Truly curious about these issues. Not implying anything about your assessment.

In places where there is FAST car traffic and not a lot of traffic density, people often ride on the sidewalk because they feel that they'll get killed if they're riding out in the traffic lane with that fast traffic. 

People who feel more confident riding in traffic are usually people who can ride faster. If your normal riding speed is slow, riding on the sidewalk isn't necessarily much of a hindrance. Just my $0.02 from observations and conversations on the south and west sides. Your mileage may vary.

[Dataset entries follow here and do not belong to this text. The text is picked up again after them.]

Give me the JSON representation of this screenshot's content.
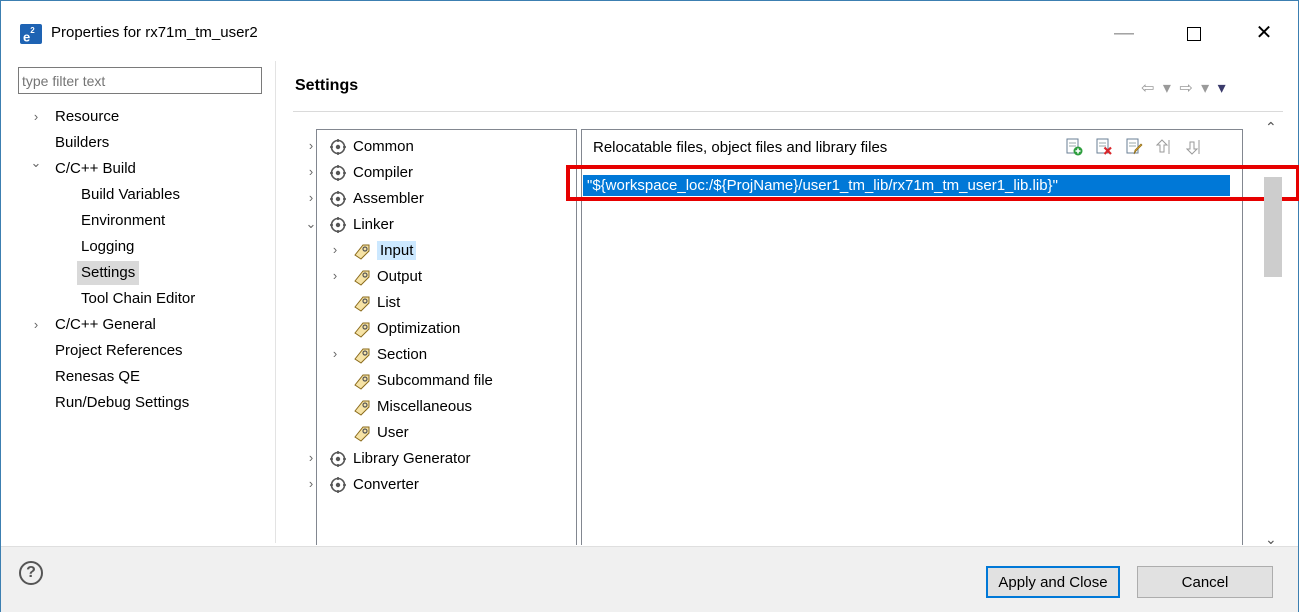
{
  "window": {
    "app_icon": "e²",
    "title": "Properties for rx71m_tm_user2",
    "controls": {
      "minimize": "—",
      "close": "✕"
    }
  },
  "filter": {
    "placeholder": "type filter text"
  },
  "nav": {
    "items": [
      {
        "label": "Resource",
        "chevron": "›"
      },
      {
        "label": "Builders"
      },
      {
        "label": "C/C++ Build",
        "chevron": "⌄"
      },
      {
        "label": "Build Variables"
      },
      {
        "label": "Environment"
      },
      {
        "label": "Logging"
      },
      {
        "label": "Settings",
        "selected": true
      },
      {
        "label": "Tool Chain Editor"
      },
      {
        "label": "C/C++ General",
        "chevron": "›"
      },
      {
        "label": "Project References"
      },
      {
        "label": "Renesas QE"
      },
      {
        "label": "Run/Debug Settings"
      }
    ]
  },
  "settings": {
    "title": "Settings",
    "nav_arrows": "⇦ ▾ ⇨ ▾"
  },
  "tool_tree": {
    "items": [
      {
        "label": "Common",
        "chevron": "›"
      },
      {
        "label": "Compiler",
        "chevron": "›"
      },
      {
        "label": "Assembler",
        "chevron": "›"
      },
      {
        "label": "Linker",
        "chevron": "⌄"
      },
      {
        "label": "Input",
        "chevron": "›",
        "selected": true
      },
      {
        "label": "Output",
        "chevron": "›"
      },
      {
        "label": "List"
      },
      {
        "label": "Optimization"
      },
      {
        "label": "Section",
        "chevron": "›"
      },
      {
        "label": "Subcommand file"
      },
      {
        "label": "Miscellaneous"
      },
      {
        "label": "User"
      },
      {
        "label": "Library Generator",
        "chevron": "›"
      },
      {
        "label": "Converter",
        "chevron": "›"
      }
    ]
  },
  "files": {
    "label": "Relocatable files, object files and library files",
    "entries": [
      "\"${workspace_loc:/${ProjName}/user1_tm_lib/rx71m_tm_user1_lib.lib}\""
    ],
    "toolbar_icons": [
      "add-icon",
      "delete-icon",
      "edit-icon",
      "move-up-icon",
      "move-down-icon"
    ]
  },
  "scrollbar": {
    "up": "⌃",
    "down": "⌄"
  },
  "footer": {
    "help": "?",
    "apply_close": "Apply and Close",
    "cancel": "Cancel"
  },
  "colors": {
    "selection": "#0078d7",
    "highlight_box": "#e60000",
    "tree_selection": "#cce8ff",
    "nav_selection": "#d9d9d9"
  }
}
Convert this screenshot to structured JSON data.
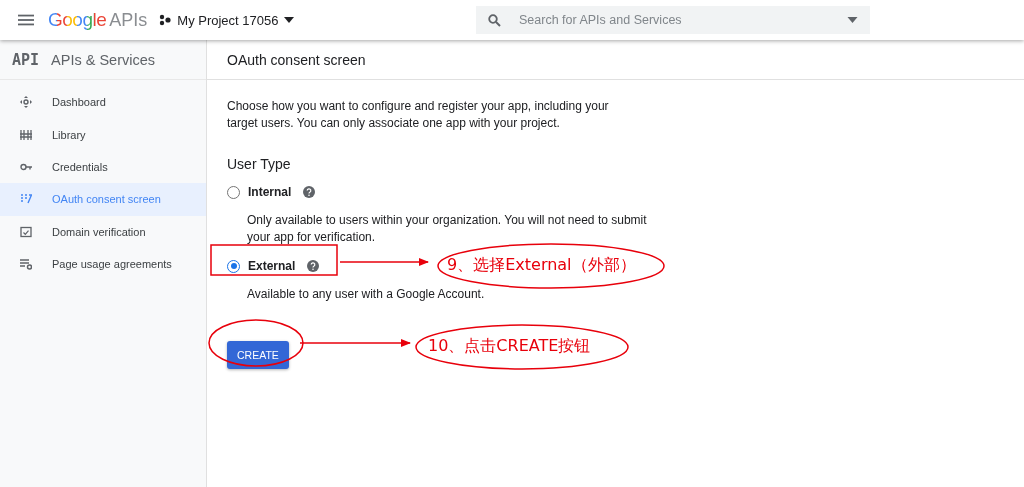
{
  "header": {
    "logo_brand": "Google",
    "logo_product": "APIs",
    "project": "My Project 17056",
    "search": {
      "placeholder": "Search for APIs and Services"
    }
  },
  "sidebar": {
    "badge": "API",
    "title": "APIs & Services",
    "items": [
      {
        "label": "Dashboard",
        "selected": false
      },
      {
        "label": "Library",
        "selected": false
      },
      {
        "label": "Credentials",
        "selected": false
      },
      {
        "label": "OAuth consent screen",
        "selected": true
      },
      {
        "label": "Domain verification",
        "selected": false
      },
      {
        "label": "Page usage agreements",
        "selected": false
      }
    ]
  },
  "main": {
    "title": "OAuth consent screen",
    "intro": "Choose how you want to configure and register your app, including your target users. You can only associate one app with your project.",
    "section": "User Type",
    "options": [
      {
        "label": "Internal",
        "selected": false,
        "description": "Only available to users within your organization. You will not need to submit your app for verification."
      },
      {
        "label": "External",
        "selected": true,
        "description": "Available to any user with a Google Account."
      }
    ],
    "button": "CREATE"
  },
  "annotations": [
    "9、选择External（外部）",
    "10、点击CREATE按钮"
  ]
}
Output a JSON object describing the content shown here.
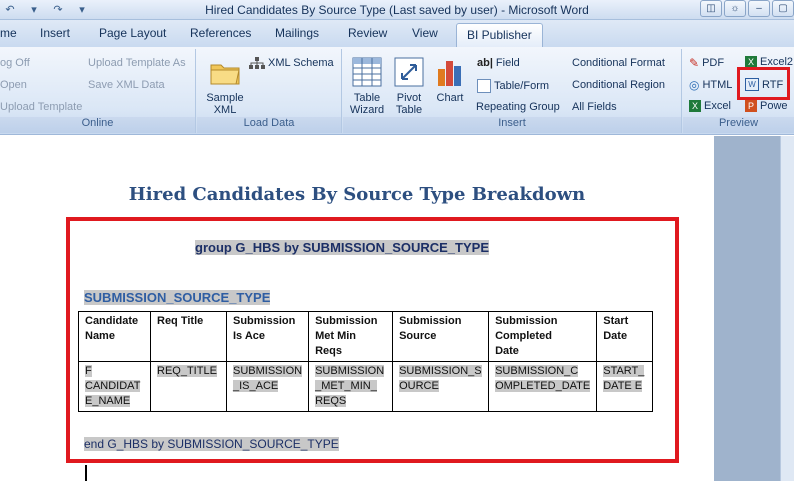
{
  "window": {
    "title": "Hired Candidates By Source Type (Last saved by user) - Microsoft Word"
  },
  "tabs": [
    {
      "label": "me"
    },
    {
      "label": "Insert"
    },
    {
      "label": "Page Layout"
    },
    {
      "label": "References"
    },
    {
      "label": "Mailings"
    },
    {
      "label": "Review"
    },
    {
      "label": "View"
    },
    {
      "label": "BI Publisher"
    }
  ],
  "ribbon": {
    "online": {
      "label": "Online",
      "log_off": "og Off",
      "open": "Open",
      "upload_template": "Upload Template",
      "upload_template_as": "Upload Template As",
      "save_xml": "Save XML Data"
    },
    "load_data": {
      "label": "Load Data",
      "sample_xml": "Sample\nXML",
      "xml_schema": "XML Schema"
    },
    "insert": {
      "label": "Insert",
      "table_wizard": "Table\nWizard",
      "pivot_table": "Pivot\nTable",
      "chart": "Chart",
      "field": "Field",
      "table_form": "Table/Form",
      "repeating_group": "Repeating Group",
      "conditional_format": "Conditional Format",
      "conditional_region": "Conditional Region",
      "all_fields": "All Fields"
    },
    "preview": {
      "label": "Preview",
      "pdf": "PDF",
      "html": "HTML",
      "excel": "Excel",
      "excel2": "Excel2",
      "rtf": "RTF",
      "power": "Powe"
    }
  },
  "document": {
    "title": "Hired Candidates By Source Type Breakdown",
    "group_field": "group G_HBS by SUBMISSION_SOURCE_TYPE",
    "source_type_field": "SUBMISSION_SOURCE_TYPE",
    "end_field": "end G_HBS by SUBMISSION_SOURCE_TYPE",
    "table": {
      "headers": [
        "Candidate\nName",
        "Req Title",
        "Submission\nIs Ace",
        "Submission\nMet Min\nReqs",
        "Submission\nSource",
        "Submission\nCompleted\nDate",
        "Start\nDate"
      ],
      "row": [
        "F\nCANDIDAT\nE_NAME",
        "REQ_TITLE",
        "SUBMISSION\n_IS_ACE",
        "SUBMISSION\n_MET_MIN_\nREQS",
        "SUBMISSION_S\nOURCE",
        "SUBMISSION_C\nOMPLETED_DATE",
        "START_\nDATE E"
      ]
    }
  },
  "colors": {
    "highlight_red": "#e0191f",
    "field_grey": "#c8c8c8",
    "title_blue": "#2d4f80"
  }
}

I see a fair amount of sidewalk riding in my (west side) neighborhood, and it's usually older men who are slowly cruising, like slo-o-o-owly! To be honest, if this is these guy's max speed I'd just as soon they weren't in the street either. My only concern is for their safety at intersections. Teenagers zipping by on new fixies is a different story: there I figure they grew up riding on sidewalks and their friends haven't set them straight yet... This is all speculation, though, sad to say. Speaking from experience, I grew up in the burbs and rode against traffic for a long time until I came to the city and a series of close calls at intersections set me straight. I can totally sympathize with folks for whom constantly being passed seems counter-intuitive, not to say terrifying. That it's statistically the wiser choice doesn't completely alleviate the terror of knowing some meth-head might be barreling towards you, or some psycho might be pulling a u-turn in order to run you over. Which is just to say I get why it's a hard habit to change.

Yes. Before I started biking in 2011 I was completely terrified of the prospect. I understand why people are scared to bike with traffic.

They obviously think sidewalk riding is the way to ride a bike. And they are slow. Cops don't care. It's still 'breaking the law'. In the Trib news story, the guy they cited (so they could see if he had any outstanding warrants) was stopped at the time, and outside his home.

I'd suggest to the sidewalk riders - take the alley, then ride to the intersection closest to whatever store they want to visit.

There are many sections of the grid where Stony Island offers a much more direct route. Also, there are a lot of businesses on Stony Island that are potential destinations for people on bikes.

I commute to the Loop from the South Side every day.  A very large majority of the wrong way cyclists I see are white men.

The only time I saw a lot of whites wrong-way riding was last year on Orchard. But maybe they did that because of construction on Halsted? I'll see what happens this year when the weather warms up.

Just yesterday I saw 2 wrongway riders, both on the West Side - one on a one-way residential street, and another on Division.

I have not weighed in on this forum because I do not see this a a bike related issue. It is an issue but it is a city issue, a societal issue a black/white issue.  Bicycles are simply the means for police contact in these cases but the issue is much wider than bicycles.  It is about disparate treatment and how people of color are more likely to encounter the authorities than white people. (i will not get into what happens in those encounters and how the outcomes differ across racial lines. We have all ready and seen plenty of this.) I am saddened that this treatment and this pattern is persistent and that we live in a world and in a  city that is far from post-racial.  As such, I am not surprised that bicycle riding merely reflects these same issues.  i am saddened but not surprised. The same privilege improperly granted to me because of my skin color that applies when I walk the street and drive a car follows me when I ride a bike. If I see an obstacle I safely ride around it and that may include a brief interlude on a sidewalk.  I give little thought to the authorities because I have rationalized that i have done the right thing and the safe thing.  A person with darker skin than me may not think the same way because he or she does not pedal as freely as i do. This should not be...but it is. The question of what to do about it seems broader than this forum but is valid, should be asked and should invite real discussion.


© 2008-2016   The Chainlink Community, L.L.C.   Powered by

Disclaimer  |  Report an Issue  |  Terms of Service